[Opening Dataset records section]

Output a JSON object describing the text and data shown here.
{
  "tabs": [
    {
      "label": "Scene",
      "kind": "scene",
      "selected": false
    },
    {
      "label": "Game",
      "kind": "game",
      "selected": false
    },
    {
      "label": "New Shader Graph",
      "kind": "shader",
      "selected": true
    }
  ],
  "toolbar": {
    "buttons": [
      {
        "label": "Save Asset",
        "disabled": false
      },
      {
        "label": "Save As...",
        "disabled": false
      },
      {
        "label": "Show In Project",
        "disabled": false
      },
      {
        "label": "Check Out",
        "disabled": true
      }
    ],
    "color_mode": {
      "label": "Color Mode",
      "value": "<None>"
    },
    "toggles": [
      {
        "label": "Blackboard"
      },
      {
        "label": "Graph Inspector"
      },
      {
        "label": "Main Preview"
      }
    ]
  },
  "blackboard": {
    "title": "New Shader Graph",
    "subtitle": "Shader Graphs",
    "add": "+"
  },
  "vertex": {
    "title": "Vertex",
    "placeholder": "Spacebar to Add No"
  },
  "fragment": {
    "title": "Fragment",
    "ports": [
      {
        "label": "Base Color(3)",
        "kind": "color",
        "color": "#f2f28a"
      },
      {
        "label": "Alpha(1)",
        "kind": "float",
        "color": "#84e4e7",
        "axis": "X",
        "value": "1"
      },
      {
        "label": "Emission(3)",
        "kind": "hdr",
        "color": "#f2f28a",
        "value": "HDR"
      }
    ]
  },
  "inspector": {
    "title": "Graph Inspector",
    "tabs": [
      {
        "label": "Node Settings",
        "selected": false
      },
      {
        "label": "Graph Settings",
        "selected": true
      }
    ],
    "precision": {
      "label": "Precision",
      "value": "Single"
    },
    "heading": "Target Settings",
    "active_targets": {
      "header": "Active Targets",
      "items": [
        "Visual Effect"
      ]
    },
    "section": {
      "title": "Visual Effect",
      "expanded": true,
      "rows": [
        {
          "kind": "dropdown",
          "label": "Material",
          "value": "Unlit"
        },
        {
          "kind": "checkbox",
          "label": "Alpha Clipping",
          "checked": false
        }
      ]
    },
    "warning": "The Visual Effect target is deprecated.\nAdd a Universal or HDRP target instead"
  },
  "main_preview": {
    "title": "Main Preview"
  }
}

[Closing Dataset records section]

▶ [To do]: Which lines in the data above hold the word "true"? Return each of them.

▶ [Response to the exercise]:
      "selected": true
        "disabled": true
        "selected": true
      "expanded": true,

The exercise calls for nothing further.